- Opening Delimiter -
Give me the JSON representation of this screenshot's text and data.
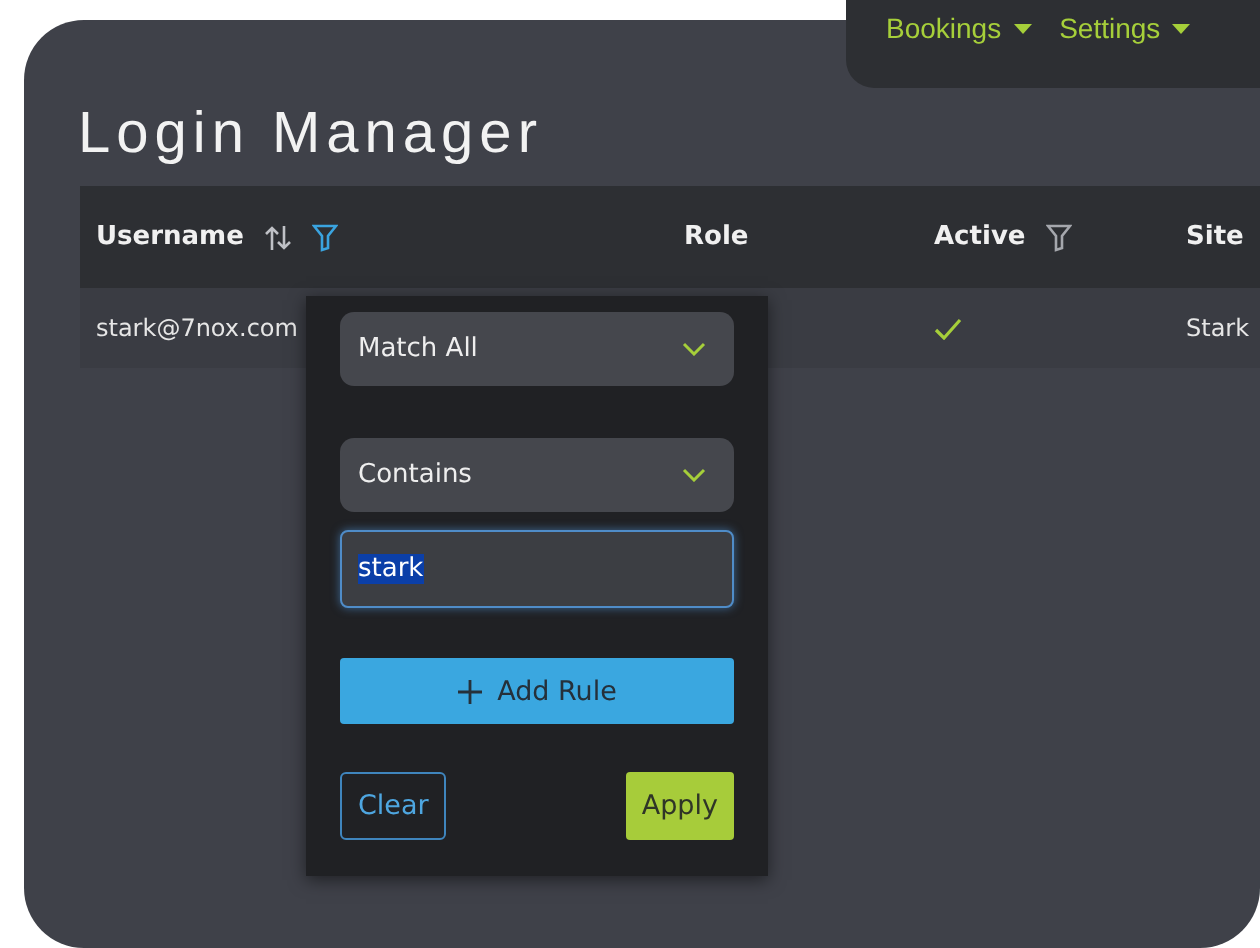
{
  "nav": {
    "items": [
      {
        "label": "Bookings"
      },
      {
        "label": "Settings"
      }
    ]
  },
  "title": "Login Manager",
  "table": {
    "columns": [
      {
        "label": "Username",
        "icons": [
          {
            "kind": "sort"
          },
          {
            "kind": "filter",
            "active": true
          }
        ]
      },
      {
        "label": "Role"
      },
      {
        "label": "Active",
        "icons": [
          {
            "kind": "filter",
            "active": false
          }
        ]
      },
      {
        "label": "Site"
      }
    ],
    "rows": [
      [
        {
          "kind": "text",
          "text": "stark@7nox.com"
        },
        {
          "kind": "empty"
        },
        {
          "kind": "check",
          "checked": true
        },
        {
          "kind": "text",
          "text": "Stark"
        }
      ]
    ]
  },
  "filter_popup": {
    "match_select": "Match All",
    "rule_select": "Contains",
    "value": "stark",
    "value_selected": true,
    "add_rule": "Add Rule",
    "clear": "Clear",
    "apply": "Apply"
  }
}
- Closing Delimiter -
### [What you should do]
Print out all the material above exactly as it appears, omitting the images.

### [Result for this exercise]
Give me the JSON representation of this screenshot's text and data.
{
  "nav": {
    "items": [
      {
        "label": "Bookings"
      },
      {
        "label": "Settings"
      }
    ]
  },
  "title": "Login Manager",
  "table": {
    "columns": [
      {
        "label": "Username",
        "icons": [
          {
            "kind": "sort"
          },
          {
            "kind": "filter",
            "active": true
          }
        ]
      },
      {
        "label": "Role"
      },
      {
        "label": "Active",
        "icons": [
          {
            "kind": "filter",
            "active": false
          }
        ]
      },
      {
        "label": "Site"
      }
    ],
    "rows": [
      [
        {
          "kind": "text",
          "text": "stark@7nox.com"
        },
        {
          "kind": "empty"
        },
        {
          "kind": "check",
          "checked": true
        },
        {
          "kind": "text",
          "text": "Stark"
        }
      ]
    ]
  },
  "filter_popup": {
    "match_select": "Match All",
    "rule_select": "Contains",
    "value": "stark",
    "value_selected": true,
    "add_rule": "Add Rule",
    "clear": "Clear",
    "apply": "Apply"
  }
}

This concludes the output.